Take a Chill Pill
Try to avoid wobblers (defined as: a screaming, shivering fit of frustration usually incidental to a failure to send). Everyone gets frustrated when they punt on their project, but try to avoid yelling obscenities at the top of your lungs, throwing shoes or other objects, or damaging nearby flora. Don’t be someone Andrew Bisharat writes about.
Don’t Spray Me, Bro
Not everyone appreciates having beta yelled at them while they’re on the wall (or even while they’re on the ground). This is especially true of people you may not know. If you have some beta to offer, politely ask the person if they’d like it. If not, don’t force the issue. For some people, figuring out the beta is the most fun part of climbing – don’t rob them of that.
Wait Your Turn
If there are 20 other people waiting to give “The Hulk” a burn, be patient and not a jerk – respect the queue, and don’t cut the line. Don’t rapid-fire burns while others may be waiting for a shot, too. Be mindful of others.
Keep Your Hands to Yourself
If you’re not working a problem, it’s greatly appreciated if you don’t grab/fondle the holds. Someone may have just spent time and energy brushing and chalking a problem for a send-go. And if you absolutely must touch the holds, chalk up first – that way, you won’t be leaving them all greasy.
I Got You, Fam
Spot, spot, and spot some more. The outdoors is a little more hazardous than the gym. Help out your fellow climbers and lend a spot. Make sure pads are properly placed, and definitely never ever move pads out from under somebody who’s climbing. Along the same lines, don’t sit under a climb or in a fall zone – no matter how comfy that pad may be. Oh and remember, make sure you spot (and have a spotter).
Avoid getting ticked off
If you tick a hold, make sure to clean/brush it off before you leave the problem. Keep ticks to a minimum, and don’t make them huge. Don’t be whoever did this
on Ironman Traverse. Check out this link
from the Access Fund for more (and this too
Feel the Love, Dude.
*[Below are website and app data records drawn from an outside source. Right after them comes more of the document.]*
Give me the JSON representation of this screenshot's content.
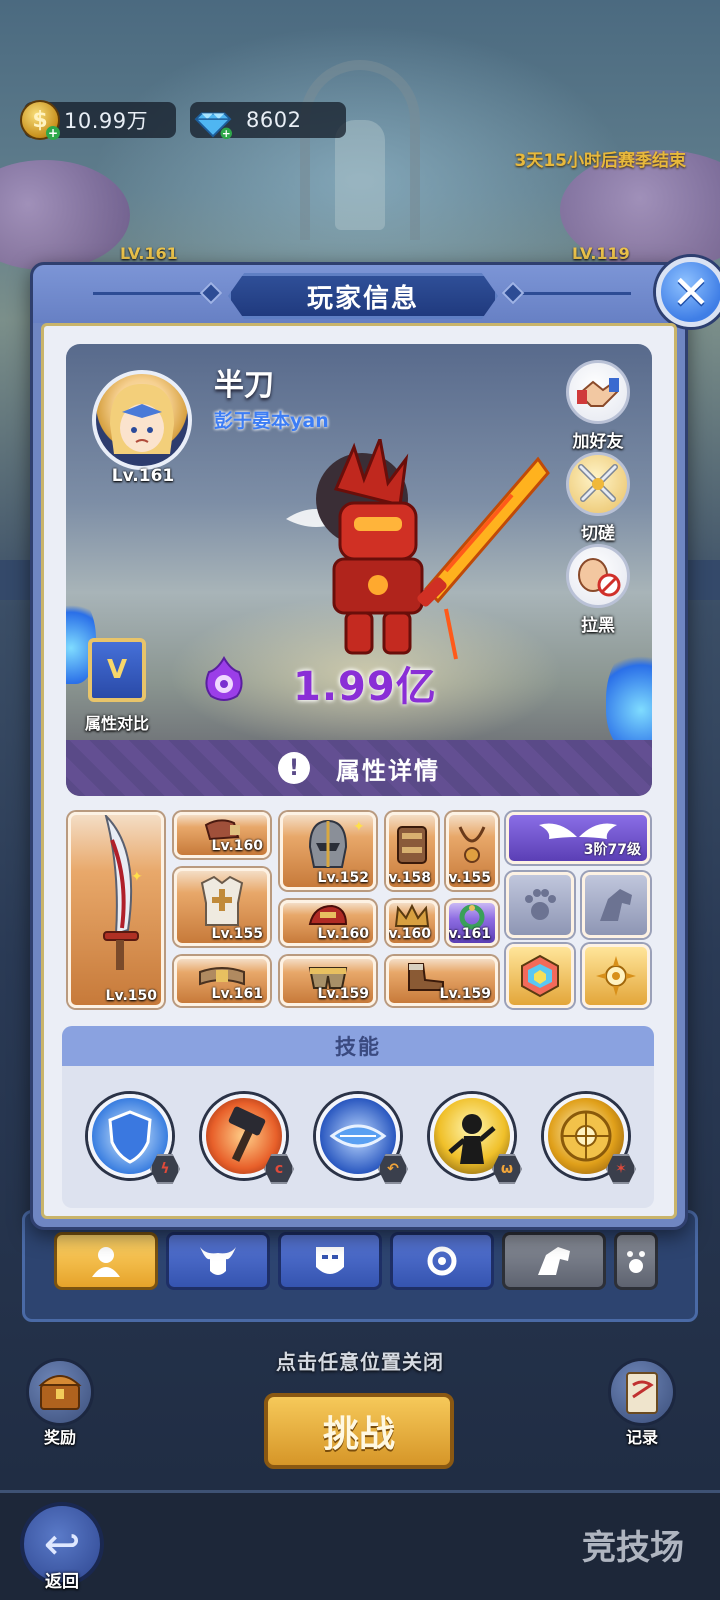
{
  "currency": {
    "gold": {
      "icon": "gold-coin-icon",
      "value": "10.99万"
    },
    "diamond": {
      "icon": "diamond-icon",
      "value": "8602"
    }
  },
  "season": {
    "countdown": "3天15小时后赛季结束"
  },
  "background_levels": {
    "left": "LV.161",
    "right": "LV.119"
  },
  "dialog": {
    "title": "玩家信息",
    "player": {
      "name": "半刀",
      "guild": "彭于晏本yan",
      "level": "Lv.161",
      "power": "1.99亿"
    },
    "actions": {
      "add_friend": "加好友",
      "spar": "切磋",
      "block": "拉黑",
      "compare": "属性对比"
    },
    "detail_label": "属性详情",
    "equipment": {
      "weapon_level": "Lv.150",
      "gloves_level": "Lv.160",
      "armor_level": "Lv.155",
      "belt_level": "Lv.161",
      "helmet_level": "Lv.152",
      "shoulder_level": "Lv.160",
      "pants_level": "Lv.159",
      "bracer_level": "Lv.158",
      "necklace_level": "Lv.155",
      "ring_level": "Lv.160",
      "wreath_level": "Lv.161",
      "boots_level": "Lv.159",
      "wings_level": "3阶77级"
    },
    "skills_title": "技能",
    "skills": [
      {
        "icon": "shield-skill-icon",
        "badge_color": "#e04a3a"
      },
      {
        "icon": "hammer-skill-icon",
        "badge_color": "#e04a3a"
      },
      {
        "icon": "blue-gem-skill-icon",
        "badge_color": "#f0a43a"
      },
      {
        "icon": "shadow-figure-skill-icon",
        "badge_color": "#f0a43a"
      },
      {
        "icon": "golden-shield-skill-icon",
        "badge_color": "#e04a3a"
      }
    ]
  },
  "close_hint": "点击任意位置关闭",
  "challenge_label": "挑战",
  "side_buttons": {
    "reward": "奖励",
    "record": "记录"
  },
  "bottom": {
    "back_label": "返回",
    "arena_title": "竞技场"
  }
}
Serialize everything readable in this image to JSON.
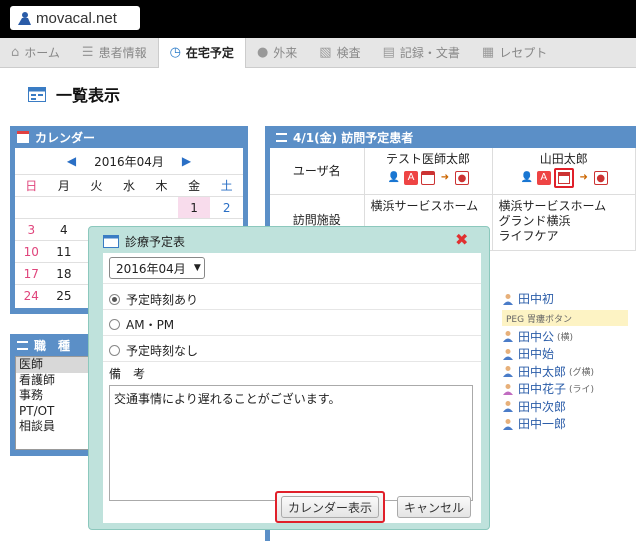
{
  "app": {
    "logo": "movacal.net"
  },
  "nav": [
    {
      "label": "ホーム",
      "icon": "home-icon"
    },
    {
      "label": "患者情報",
      "icon": "patients-icon"
    },
    {
      "label": "在宅予定",
      "icon": "clock-icon"
    },
    {
      "label": "外来",
      "icon": "person-icon"
    },
    {
      "label": "検査",
      "icon": "chart-icon"
    },
    {
      "label": "記録・文書",
      "icon": "document-icon"
    },
    {
      "label": "レセプト",
      "icon": "receipt-icon"
    }
  ],
  "page": {
    "title": "一覧表示"
  },
  "calendar": {
    "header": "カレンダー",
    "month": "2016年04月",
    "weekdays": [
      "日",
      "月",
      "火",
      "水",
      "木",
      "金",
      "土"
    ],
    "rows": [
      [
        "",
        "",
        "",
        "",
        "",
        "1",
        "2"
      ],
      [
        "3",
        "4",
        "",
        "",
        "",
        "",
        ""
      ],
      [
        "10",
        "11",
        "",
        "",
        "",
        "",
        ""
      ],
      [
        "17",
        "18",
        "",
        "",
        "",
        "",
        ""
      ],
      [
        "24",
        "25",
        "",
        "",
        "",
        "",
        ""
      ]
    ]
  },
  "jobs": {
    "header": "職　種",
    "items": [
      "医師",
      "看護師",
      "事務",
      "PT/OT",
      "相談員"
    ],
    "selected": "医師"
  },
  "visit": {
    "header": "4/1(金) 訪問予定患者",
    "user_label": "ユーザ名",
    "facility_label": "訪問施設",
    "doctors": [
      {
        "name": "テスト医師太郎",
        "facilities": [
          "横浜サービスホーム"
        ]
      },
      {
        "name": "山田太郎",
        "facilities": [
          "横浜サービスホーム",
          "グランド横浜",
          "ライフケア"
        ]
      }
    ],
    "peg": "PEG 胃瘻ボタン",
    "patients": [
      {
        "name": "田中初",
        "note": ""
      },
      {
        "name": "田中公",
        "note": "(横)"
      },
      {
        "name": "田中始",
        "note": ""
      },
      {
        "name": "田中太郎",
        "note": "(グ横)"
      },
      {
        "name": "田中花子",
        "note": "(ライ)"
      },
      {
        "name": "田中次郎",
        "note": ""
      },
      {
        "name": "田中一郎",
        "note": ""
      }
    ]
  },
  "dialog": {
    "title": "診療予定表",
    "month": "2016年04月",
    "options": [
      "予定時刻あり",
      "AM・PM",
      "予定時刻なし"
    ],
    "selected_option": "予定時刻あり",
    "remark_label": "備　考",
    "remark": "交通事情により遅れることがございます。",
    "calendar_button": "カレンダー表示",
    "cancel_button": "キャンセル"
  },
  "colors": {
    "panel": "#5b8fc7",
    "dialog": "#bfe2dc",
    "highlight": "#e0202a"
  }
}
We all love climbing, so keep the vibes positive. No one owns a problem or an area, so be inviting and welcoming – you’d expect and appreciate the same from others. It’s not a competition – check your egos at the door. The climbing community has always prided itself on its openness and willingness to help others. Own that and live it out there at the crag!